-- YOUR GOAL --
Would you please set down the data again exactly as given, excluding the pictures?

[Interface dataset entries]
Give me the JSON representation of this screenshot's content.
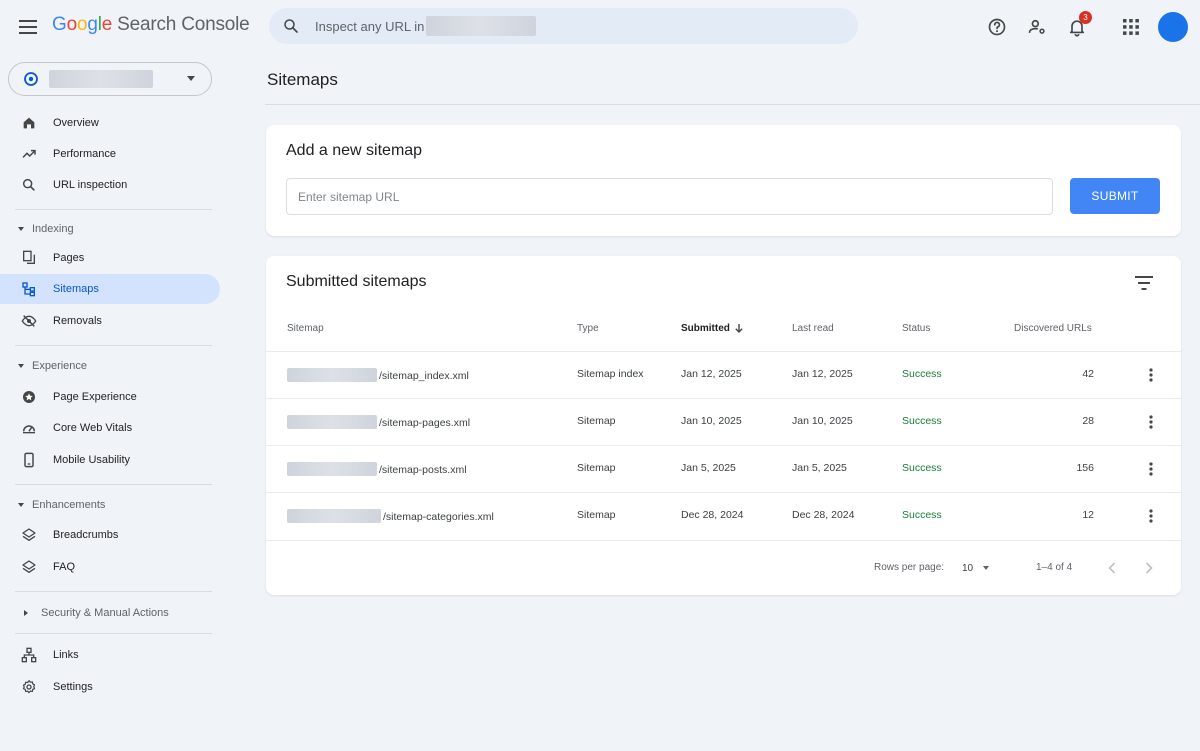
{
  "app": {
    "logo_part1": "G",
    "logo_part2": "o",
    "logo_part3": "o",
    "logo_part4": "g",
    "logo_part5": "l",
    "logo_part6": "e",
    "product": "Search Console",
    "search_placeholder": "Inspect any URL in",
    "notification_count": "3"
  },
  "sidebar": {
    "items": [
      {
        "label": "Overview",
        "icon": "home-icon"
      },
      {
        "label": "Performance",
        "icon": "trending-up-icon"
      },
      {
        "label": "URL inspection",
        "icon": "search-icon"
      }
    ],
    "indexing": {
      "title": "Indexing",
      "items": [
        {
          "label": "Pages",
          "icon": "pages-icon"
        },
        {
          "label": "Sitemaps",
          "icon": "sitemap-icon",
          "active": true
        },
        {
          "label": "Removals",
          "icon": "visibility-off-icon"
        }
      ]
    },
    "experience": {
      "title": "Experience",
      "items": [
        {
          "label": "Page Experience",
          "icon": "star-badge-icon"
        },
        {
          "label": "Core Web Vitals",
          "icon": "speed-icon"
        },
        {
          "label": "Mobile Usability",
          "icon": "smartphone-icon"
        }
      ]
    },
    "enhancements": {
      "title": "Enhancements",
      "items": [
        {
          "label": "Breadcrumbs",
          "icon": "layers-icon"
        },
        {
          "label": "FAQ",
          "icon": "layers-icon"
        }
      ]
    },
    "security": {
      "title": "Security & Manual Actions"
    },
    "bottom_items": [
      {
        "label": "Links",
        "icon": "links-icon"
      },
      {
        "label": "Settings",
        "icon": "settings-icon"
      }
    ]
  },
  "main": {
    "title": "Sitemaps",
    "add": {
      "title": "Add a new sitemap",
      "placeholder": "Enter sitemap URL",
      "submit_label": "SUBMIT"
    },
    "submitted": {
      "title": "Submitted sitemaps",
      "columns": [
        "Sitemap",
        "Type",
        "Submitted",
        "Last read",
        "Status",
        "Discovered URLs"
      ],
      "rows": [
        {
          "sitemap": "/sitemap_index.xml",
          "type": "Sitemap index",
          "submitted": "Jan 12, 2025",
          "last_read": "Jan 12, 2025",
          "status": "Success",
          "urls": "42"
        },
        {
          "sitemap": "/sitemap-pages.xml",
          "type": "Sitemap",
          "submitted": "Jan 10, 2025",
          "last_read": "Jan 10, 2025",
          "status": "Success",
          "urls": "28"
        },
        {
          "sitemap": "/sitemap-posts.xml",
          "type": "Sitemap",
          "submitted": "Jan 5, 2025",
          "last_read": "Jan 5, 2025",
          "status": "Success",
          "urls": "156"
        },
        {
          "sitemap": "/sitemap-categories.xml",
          "type": "Sitemap",
          "submitted": "Dec 28, 2024",
          "last_read": "Dec 28, 2024",
          "status": "Success",
          "urls": "12"
        }
      ],
      "rows_per_page_label": "Rows per page:",
      "rows_per_page": "10",
      "range": "1–4 of 4"
    }
  },
  "colors": {
    "accent": "#4285f4",
    "active_nav": "#d3e3fd",
    "success": "#188038",
    "background": "#f0f4f9"
  }
}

-- COMPLETED TASK --
Give me the JSON representation of this screenshot's content.
{
  "app": {
    "logo_part1": "G",
    "logo_part2": "o",
    "logo_part3": "o",
    "logo_part4": "g",
    "logo_part5": "l",
    "logo_part6": "e",
    "product": "Search Console",
    "search_placeholder": "Inspect any URL in",
    "notification_count": "3"
  },
  "sidebar": {
    "items": [
      {
        "label": "Overview",
        "icon": "home-icon"
      },
      {
        "label": "Performance",
        "icon": "trending-up-icon"
      },
      {
        "label": "URL inspection",
        "icon": "search-icon"
      }
    ],
    "indexing": {
      "title": "Indexing",
      "items": [
        {
          "label": "Pages",
          "icon": "pages-icon"
        },
        {
          "label": "Sitemaps",
          "icon": "sitemap-icon",
          "active": true
        },
        {
          "label": "Removals",
          "icon": "visibility-off-icon"
        }
      ]
    },
    "experience": {
      "title": "Experience",
      "items": [
        {
          "label": "Page Experience",
          "icon": "star-badge-icon"
        },
        {
          "label": "Core Web Vitals",
          "icon": "speed-icon"
        },
        {
          "label": "Mobile Usability",
          "icon": "smartphone-icon"
        }
      ]
    },
    "enhancements": {
      "title": "Enhancements",
      "items": [
        {
          "label": "Breadcrumbs",
          "icon": "layers-icon"
        },
        {
          "label": "FAQ",
          "icon": "layers-icon"
        }
      ]
    },
    "security": {
      "title": "Security & Manual Actions"
    },
    "bottom_items": [
      {
        "label": "Links",
        "icon": "links-icon"
      },
      {
        "label": "Settings",
        "icon": "settings-icon"
      }
    ]
  },
  "main": {
    "title": "Sitemaps",
    "add": {
      "title": "Add a new sitemap",
      "placeholder": "Enter sitemap URL",
      "submit_label": "SUBMIT"
    },
    "submitted": {
      "title": "Submitted sitemaps",
      "columns": [
        "Sitemap",
        "Type",
        "Submitted",
        "Last read",
        "Status",
        "Discovered URLs"
      ],
      "rows": [
        {
          "sitemap": "/sitemap_index.xml",
          "type": "Sitemap index",
          "submitted": "Jan 12, 2025",
          "last_read": "Jan 12, 2025",
          "status": "Success",
          "urls": "42"
        },
        {
          "sitemap": "/sitemap-pages.xml",
          "type": "Sitemap",
          "submitted": "Jan 10, 2025",
          "last_read": "Jan 10, 2025",
          "status": "Success",
          "urls": "28"
        },
        {
          "sitemap": "/sitemap-posts.xml",
          "type": "Sitemap",
          "submitted": "Jan 5, 2025",
          "last_read": "Jan 5, 2025",
          "status": "Success",
          "urls": "156"
        },
        {
          "sitemap": "/sitemap-categories.xml",
          "type": "Sitemap",
          "submitted": "Dec 28, 2024",
          "last_read": "Dec 28, 2024",
          "status": "Success",
          "urls": "12"
        }
      ],
      "rows_per_page_label": "Rows per page:",
      "rows_per_page": "10",
      "range": "1–4 of 4"
    }
  },
  "colors": {
    "accent": "#4285f4",
    "active_nav": "#d3e3fd",
    "success": "#188038",
    "background": "#f0f4f9"
  }
}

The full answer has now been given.